Precise copying is required. Return the data below in full.

....

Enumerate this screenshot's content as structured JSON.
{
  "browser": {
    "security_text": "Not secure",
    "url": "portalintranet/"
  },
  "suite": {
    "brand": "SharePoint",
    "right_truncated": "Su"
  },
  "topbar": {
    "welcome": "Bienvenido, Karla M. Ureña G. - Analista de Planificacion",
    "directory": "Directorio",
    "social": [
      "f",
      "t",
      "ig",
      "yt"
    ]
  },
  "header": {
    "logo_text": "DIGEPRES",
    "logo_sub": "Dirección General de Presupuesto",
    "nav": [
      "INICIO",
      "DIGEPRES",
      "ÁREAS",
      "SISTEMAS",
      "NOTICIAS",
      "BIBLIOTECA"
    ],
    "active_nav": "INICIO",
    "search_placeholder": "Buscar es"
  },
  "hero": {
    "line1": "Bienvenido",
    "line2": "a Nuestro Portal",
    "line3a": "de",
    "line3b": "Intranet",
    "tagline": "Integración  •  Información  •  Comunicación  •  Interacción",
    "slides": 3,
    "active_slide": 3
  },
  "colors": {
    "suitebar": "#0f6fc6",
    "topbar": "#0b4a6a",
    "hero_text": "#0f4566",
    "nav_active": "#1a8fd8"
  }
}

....

**YOUR SOLUTION:**
Enumerate this screenshot's content as structured JSON.
{
  "browser": {
    "security_text": "Not secure",
    "url": "portalintranet/"
  },
  "suite": {
    "brand": "SharePoint",
    "right_truncated": "Su"
  },
  "topbar": {
    "welcome": "Bienvenido, Karla M. Ureña G. - Analista de Planificacion",
    "directory": "Directorio",
    "social": [
      "f",
      "t",
      "ig",
      "yt"
    ]
  },
  "header": {
    "logo_text": "DIGEPRES",
    "logo_sub": "Dirección General de Presupuesto",
    "nav": [
      "INICIO",
      "DIGEPRES",
      "ÁREAS",
      "SISTEMAS",
      "NOTICIAS",
      "BIBLIOTECA"
    ],
    "active_nav": "INICIO",
    "search_placeholder": "Buscar es"
  },
  "hero": {
    "line1": "Bienvenido",
    "line2": "a Nuestro Portal",
    "line3a": "de",
    "line3b": "Intranet",
    "tagline": "Integración  •  Información  •  Comunicación  •  Interacción",
    "slides": 3,
    "active_slide": 3
  },
  "colors": {
    "suitebar": "#0f6fc6",
    "topbar": "#0b4a6a",
    "hero_text": "#0f4566",
    "nav_active": "#1a8fd8"
  }
}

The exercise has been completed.